Picture: Getty Images

Elon Musk is breaking his ties with the White House now that President Donald Trump has pulled the US out of the Paris Agreement.

The Tesla and SpaceX CEO said on Wednesday that he would have “no choice” but to leave Trump’s advisory councils if the US withdrew from the landmark climate deal — a commitment he reiterated on Thursday.

Musk has sat on two of Trump’s councils: an economic advisory board and the Manufacturing Jobs Initiative.

Musk has reportedly used his access to the President to push for a carbon tax, but ties to the White House could have also been beneficial to Musk’s massive infrastructure project: a tunnel under Los Angeles. Musk has attended three separate meetings at the White House about US manufacturing and infrastructure spending.

The Tesla and SpaceX CEO chose to remain on Trump’s two councils in the wake of criticism related to the President’s proposed immigration ban, but is drawing the line when it comes to breaking the Paris Agreement.

The Paris Agreement lays out a framework for countries to phase out fossil fuels and adopt clean energy in an attempt to prevent the planet from warming more than 1.5 degrees Celsius above preindustrial levels. It’s the cornerstone of President Barack Obama’s climate legacy.

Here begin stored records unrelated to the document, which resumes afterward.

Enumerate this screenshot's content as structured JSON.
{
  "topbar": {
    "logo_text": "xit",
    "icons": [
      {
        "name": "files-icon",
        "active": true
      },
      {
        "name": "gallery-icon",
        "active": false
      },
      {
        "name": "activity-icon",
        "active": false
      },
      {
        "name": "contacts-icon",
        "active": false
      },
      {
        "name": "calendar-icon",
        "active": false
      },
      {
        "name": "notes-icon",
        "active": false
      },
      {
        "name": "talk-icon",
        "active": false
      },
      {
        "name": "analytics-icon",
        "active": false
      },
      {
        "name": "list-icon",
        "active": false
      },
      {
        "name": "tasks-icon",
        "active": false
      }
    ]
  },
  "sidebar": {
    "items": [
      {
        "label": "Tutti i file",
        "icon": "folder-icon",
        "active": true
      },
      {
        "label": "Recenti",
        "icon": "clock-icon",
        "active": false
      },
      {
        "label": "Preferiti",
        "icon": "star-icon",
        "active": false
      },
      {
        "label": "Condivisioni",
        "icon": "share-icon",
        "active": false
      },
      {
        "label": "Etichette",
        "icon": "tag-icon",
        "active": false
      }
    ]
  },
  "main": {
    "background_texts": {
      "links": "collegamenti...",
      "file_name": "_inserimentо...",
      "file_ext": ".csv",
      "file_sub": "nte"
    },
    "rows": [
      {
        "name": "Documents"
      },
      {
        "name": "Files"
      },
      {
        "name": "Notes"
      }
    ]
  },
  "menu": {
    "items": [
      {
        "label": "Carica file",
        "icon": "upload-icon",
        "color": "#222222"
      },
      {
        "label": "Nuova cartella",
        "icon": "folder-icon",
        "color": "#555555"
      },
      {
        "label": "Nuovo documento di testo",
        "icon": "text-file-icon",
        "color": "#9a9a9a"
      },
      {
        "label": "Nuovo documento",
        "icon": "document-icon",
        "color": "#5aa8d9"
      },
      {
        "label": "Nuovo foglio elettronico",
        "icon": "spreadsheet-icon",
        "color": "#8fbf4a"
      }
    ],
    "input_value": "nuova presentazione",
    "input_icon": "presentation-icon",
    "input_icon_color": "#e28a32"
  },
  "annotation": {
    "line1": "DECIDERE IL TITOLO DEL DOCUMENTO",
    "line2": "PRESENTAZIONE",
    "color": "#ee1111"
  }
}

Musk joined other Silicon Valley leaders in publicly admonishing a decision to break the climate deal. Apple CEO Tim Cook urged Trump not to leave the Paris Agreement via a phone call earlier this week.

Get the latest Tesla stock price here.

NOW WATCH: Economist: Climate change won’t be the only major concern if Trump pulls out of the Paris Accord

NOW WATCH: Money & Markets videos

Want to read a more in-depth view on the trends influencing Australian business and the global economy? BI / Research is designed to help executives and industry leaders understand the major challenges and opportunities for industry, technology, strategy and the economy in the future. Sign up for free at research.businessinsider.com.au.